"We will have to move from a model of Corporate Social Responsibility to a model of Continuous Social Business through enterprise and entrepreneurship," he said. "For that, we will have to create world class institutions with a soul."
"It is important to get the business of businesses right," he said, adding that the primary responsibility of business is social improvement.
The Parliamentary Standing Committee on Finance has proposed that companies should spend at least 2 per cent of their annual profits on CSR activities, but the industry has opposed the proposal.
Calling for increased spends from the government in healthcare and education, Ambani said that outlays in healthcare formed only 1 per cent of India's GDP, which he said needs to grow at least five-folds.
"Our demographic dividend, the youth and the young, are largely unprotected and uncared for. We will need to radically transform healthcare delivery to all our people," he said.
"Current food prices justify heavy investment and job creation has to be through agriculture and rural economic growth," Ambani said. He foresees an additional $ 500 billion opportunity for India in agriculture output.
The opportunity in Indian agriculture is as big as it is in energy, he said, adding that the country needs more policies like the liberalisation policy of 1991.
Stating that a large untapped opportunity existed for India to boost its under-leveraged consumer class, Ambani said the country's per capita income is less than $ 1000, one-third of China, while its per capita energy consumption is minuscule.
"Less than 1 per cent of our population uses credit cards for transactions and consumer loans are about 10 per cent of the total loan disbursals, representing an under-leveraged consumer class," Ambani said.
He said that India has grossly under-performed both in expanding access and improving the quality of education.
"In a fast moving world, we have not managed to make our education system contemporary," he said.
From The Economic Times
Experiences of Surabhi Chaturvedi, Shatakshi Chattopadhya.

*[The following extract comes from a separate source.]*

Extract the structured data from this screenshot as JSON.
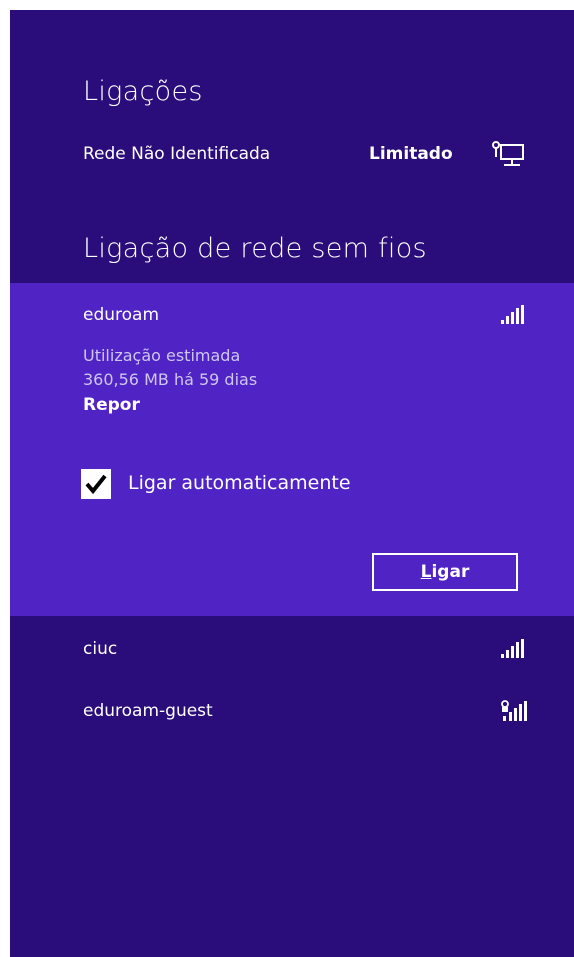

Sanya Tuteja, Pranay Pachauri and Akanksha Chaturvedi:
As we arrived Tikkling Camp in Haryana, adrenaline rush filled us. We were divided into two carefully balanced groups and started on the military style obstacle course. This kick started the flow of activity and allowed us to get ready for the events planned ahead.
The sudden rainstorm dampened our spirits as we were forced to return from our short trek to campsite. However, the survival session followed by steaming pakodas and 'chai' allowed us to connect with our fellow campers, thus somewhat restoring our moods. The night was cold and we were all jittery as we lay in our damp tents listening to the occasional call of jackals.
The next morning began early and the lush greenery with canopying mountains brought our spirits back. As we embarked on the trek to climb the nearby mountain, our task was surprisingly challenging as the rain from the previous night has made the route very slippery. We persisted and finally arrived at the rock climbing/rappelling site. Some of us were very skeptical about rock climbing as we had never tried it. The Trainers really encouraged us and we were exhilarated to complete the beginners' level. Post lunch, we went river crossing and thoroughly enjoyed it. The artificial rope session was tremendous learning as we discovered the many ways of knotting a rope. At the end of the session, we let loose with a fun game of football.
Making dinner from scratch over wood fire, singing songs, pulling each others' legs under a clear sky really was a memorable experience.
For some of us, who have been on several adventure trips, this was a completely new experience. Going beyond our comfort zones with new people, new environment away from the city was indeed fun! This expedition allowed each of us to know ourselves a little better than before.